With everything joined together and dry, I painted the whole shebang gray (in accordance with her new bedding and her string art sign and jewelry box). I’d originally planned to do a color-wash with the gray (diluting the latex paint with equal parts water creates a cool faux-stain) to let the wood grain shine through, but with gray, the color-wash just made the wood look weathered. Audrey’s new room is all pretty clean and modern. Weathered just isn’t the look for her. So I added another coat of paint for a fully gray headboard. Et voila!




Hung by my sister, who is very proud that she used the power tools like a big girl.

String Art Sign


As part of my niece Audrey’s room redecoration, I made her a sign with her name on it to go with her new blue and gray room. I came across this DIY string art sign idea while perusing Pinterest and it was perfect – the right colors and even the right name! It seemed like it was meant to be.

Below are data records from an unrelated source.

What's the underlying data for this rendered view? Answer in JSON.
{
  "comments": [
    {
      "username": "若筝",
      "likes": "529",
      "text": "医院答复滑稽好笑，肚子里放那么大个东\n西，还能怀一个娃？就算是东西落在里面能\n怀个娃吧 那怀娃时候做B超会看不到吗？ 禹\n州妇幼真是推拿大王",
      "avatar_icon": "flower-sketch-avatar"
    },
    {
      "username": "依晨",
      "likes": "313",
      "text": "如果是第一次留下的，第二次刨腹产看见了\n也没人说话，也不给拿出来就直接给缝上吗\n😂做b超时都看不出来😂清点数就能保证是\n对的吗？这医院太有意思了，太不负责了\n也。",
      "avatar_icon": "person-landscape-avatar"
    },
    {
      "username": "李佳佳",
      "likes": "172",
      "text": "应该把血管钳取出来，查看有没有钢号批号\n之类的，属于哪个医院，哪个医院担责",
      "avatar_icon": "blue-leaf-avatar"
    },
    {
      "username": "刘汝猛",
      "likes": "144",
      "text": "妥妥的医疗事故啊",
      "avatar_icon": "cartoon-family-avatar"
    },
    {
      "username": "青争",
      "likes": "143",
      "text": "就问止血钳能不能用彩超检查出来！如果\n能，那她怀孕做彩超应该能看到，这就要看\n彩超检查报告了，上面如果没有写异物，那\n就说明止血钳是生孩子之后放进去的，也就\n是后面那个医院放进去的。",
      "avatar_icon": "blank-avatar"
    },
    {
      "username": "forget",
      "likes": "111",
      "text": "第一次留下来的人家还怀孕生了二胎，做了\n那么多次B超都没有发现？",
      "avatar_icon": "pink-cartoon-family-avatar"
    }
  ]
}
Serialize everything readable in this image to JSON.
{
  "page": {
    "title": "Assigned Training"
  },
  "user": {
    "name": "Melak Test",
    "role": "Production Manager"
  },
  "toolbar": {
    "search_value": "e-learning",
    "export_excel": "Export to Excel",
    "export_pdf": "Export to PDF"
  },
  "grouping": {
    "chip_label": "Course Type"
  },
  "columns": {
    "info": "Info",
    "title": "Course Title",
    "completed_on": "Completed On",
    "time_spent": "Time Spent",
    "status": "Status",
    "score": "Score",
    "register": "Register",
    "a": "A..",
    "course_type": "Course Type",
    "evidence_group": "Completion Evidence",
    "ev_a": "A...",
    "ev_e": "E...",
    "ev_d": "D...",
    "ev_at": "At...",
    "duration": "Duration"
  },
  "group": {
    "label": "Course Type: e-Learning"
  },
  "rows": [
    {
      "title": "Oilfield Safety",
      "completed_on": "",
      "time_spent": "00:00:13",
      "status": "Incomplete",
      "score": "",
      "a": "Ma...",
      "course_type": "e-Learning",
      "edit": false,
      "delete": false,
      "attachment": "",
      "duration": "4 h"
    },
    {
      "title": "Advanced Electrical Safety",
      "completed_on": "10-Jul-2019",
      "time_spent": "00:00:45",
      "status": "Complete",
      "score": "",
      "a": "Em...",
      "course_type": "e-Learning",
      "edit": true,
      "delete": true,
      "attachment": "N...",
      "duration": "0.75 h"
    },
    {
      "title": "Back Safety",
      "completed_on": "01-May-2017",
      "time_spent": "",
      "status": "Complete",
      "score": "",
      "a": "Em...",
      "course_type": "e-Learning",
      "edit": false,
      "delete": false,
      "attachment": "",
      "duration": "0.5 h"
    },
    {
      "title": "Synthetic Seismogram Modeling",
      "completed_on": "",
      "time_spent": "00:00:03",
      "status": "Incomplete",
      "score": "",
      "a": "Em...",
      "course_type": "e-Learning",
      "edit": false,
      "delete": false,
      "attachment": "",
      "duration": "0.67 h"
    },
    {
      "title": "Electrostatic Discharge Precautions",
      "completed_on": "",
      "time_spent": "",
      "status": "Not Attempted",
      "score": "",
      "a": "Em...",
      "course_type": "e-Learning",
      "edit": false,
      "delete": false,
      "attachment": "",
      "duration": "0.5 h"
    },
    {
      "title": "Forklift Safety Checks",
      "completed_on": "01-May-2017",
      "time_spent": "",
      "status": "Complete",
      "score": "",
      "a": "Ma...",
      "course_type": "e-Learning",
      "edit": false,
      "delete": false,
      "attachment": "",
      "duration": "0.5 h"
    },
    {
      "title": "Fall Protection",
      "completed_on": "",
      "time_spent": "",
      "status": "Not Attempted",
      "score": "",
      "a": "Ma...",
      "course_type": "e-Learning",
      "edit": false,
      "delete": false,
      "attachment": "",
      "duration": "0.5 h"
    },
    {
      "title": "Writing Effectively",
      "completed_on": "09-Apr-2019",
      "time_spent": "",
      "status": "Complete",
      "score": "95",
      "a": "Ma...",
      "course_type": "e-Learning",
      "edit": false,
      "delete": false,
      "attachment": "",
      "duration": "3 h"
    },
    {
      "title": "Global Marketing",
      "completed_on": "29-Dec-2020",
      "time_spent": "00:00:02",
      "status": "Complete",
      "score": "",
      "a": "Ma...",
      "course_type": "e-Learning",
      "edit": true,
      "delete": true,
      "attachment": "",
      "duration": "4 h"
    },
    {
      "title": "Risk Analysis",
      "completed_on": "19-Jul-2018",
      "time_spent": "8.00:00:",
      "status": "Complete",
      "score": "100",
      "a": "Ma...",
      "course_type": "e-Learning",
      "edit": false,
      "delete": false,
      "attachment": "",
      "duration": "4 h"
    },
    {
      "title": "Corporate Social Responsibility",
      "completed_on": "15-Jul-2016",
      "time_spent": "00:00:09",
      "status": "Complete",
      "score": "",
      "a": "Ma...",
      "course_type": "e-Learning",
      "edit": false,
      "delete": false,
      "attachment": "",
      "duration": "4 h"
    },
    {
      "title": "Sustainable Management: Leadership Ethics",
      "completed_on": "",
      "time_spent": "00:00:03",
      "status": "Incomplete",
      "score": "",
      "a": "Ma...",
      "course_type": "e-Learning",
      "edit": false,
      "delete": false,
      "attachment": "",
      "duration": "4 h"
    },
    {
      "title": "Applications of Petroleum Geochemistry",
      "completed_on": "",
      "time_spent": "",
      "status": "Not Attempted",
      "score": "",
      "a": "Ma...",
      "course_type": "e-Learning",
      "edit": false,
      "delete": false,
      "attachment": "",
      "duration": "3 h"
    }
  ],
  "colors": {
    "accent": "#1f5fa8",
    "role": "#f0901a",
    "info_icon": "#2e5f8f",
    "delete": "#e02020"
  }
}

I used one of my favorite fonts, Lobster Two  IMG_1066from, and printed out large letters on my home printer (the largest – the A – ended up being 10″ tall). I used a 12″x1″ board, cut down the length to be just a bit larger than my letters, and painted it gray.

IMG_1070I cut most of the white space from my letters and placed them on the board, with a piece
of painter’s tape along the bottom edge to keep them in a straight line and the spacing adjusted unscientifically by eye.

I hammered in nails along the outside of the letters, making sure a nail was at each corner or turn in the letter. After the nails were in and my cat was thoroughly traumatized by all the loud banging (it takes a LOT of nails), I tore away the paper and tape leaving only the nails behind. Then I used embroidery floss, tying the end of one skein to a nail, wrapping the floss around the outside of the letters, filling in the letters with random patterns and tying the skein off before moving to the next letter. I used about one skein per letter, but two for the A. With some picture-hanging hardware on the back, it was ready to be hung!


Window Seat and Valances

I’ve been toying with the idea of building a side business, wherein people pay me money, like legal US tender, to do the projects I love on their behalf. I’m starting with developing a portfolio and taking on a variety of projects for other people.

My co-worker recently had his kitchen renovated and he and his wife needed some custom-sewn pieces to finish it out – valances for the windows and a box cushion and pillows for their new window seat.



The window seat cushion needed to be custom as it was quite long (91″ on one side) and trapezoidal. If you’re in the Austin area, I highly recommend Capitol City Upholstery Supply – I’ve ordered from them a few times and they always do a great job measuring precisely, and I haven’t found better prices for the quality. Their medium-dense foam is perfect for a box cushion like this.


Window Seat Cushion

Sewing a trapezoidal box cushion while trying to match stripes turned out to be a lot trickier than I expected. I had to recut the side panels because I’d forgotten to account for my hem allowance with the angles. I’m no math wiz, but I can’t remember the last time I forgot to add a hem allowance in my cuts. My brain was just not computing a 3D trapezoid right the first time around. But the second time around was the charm and the seams lined up very respectably.

The customer also asked for low, long pillows to line the edges of the window seat. I love making pillows, I think because I love closing them. A ladder stitch just looks like magic – a few stitches, then you pull it closed, and presto! the seam is gone.


Magic pillows

More client projects to come!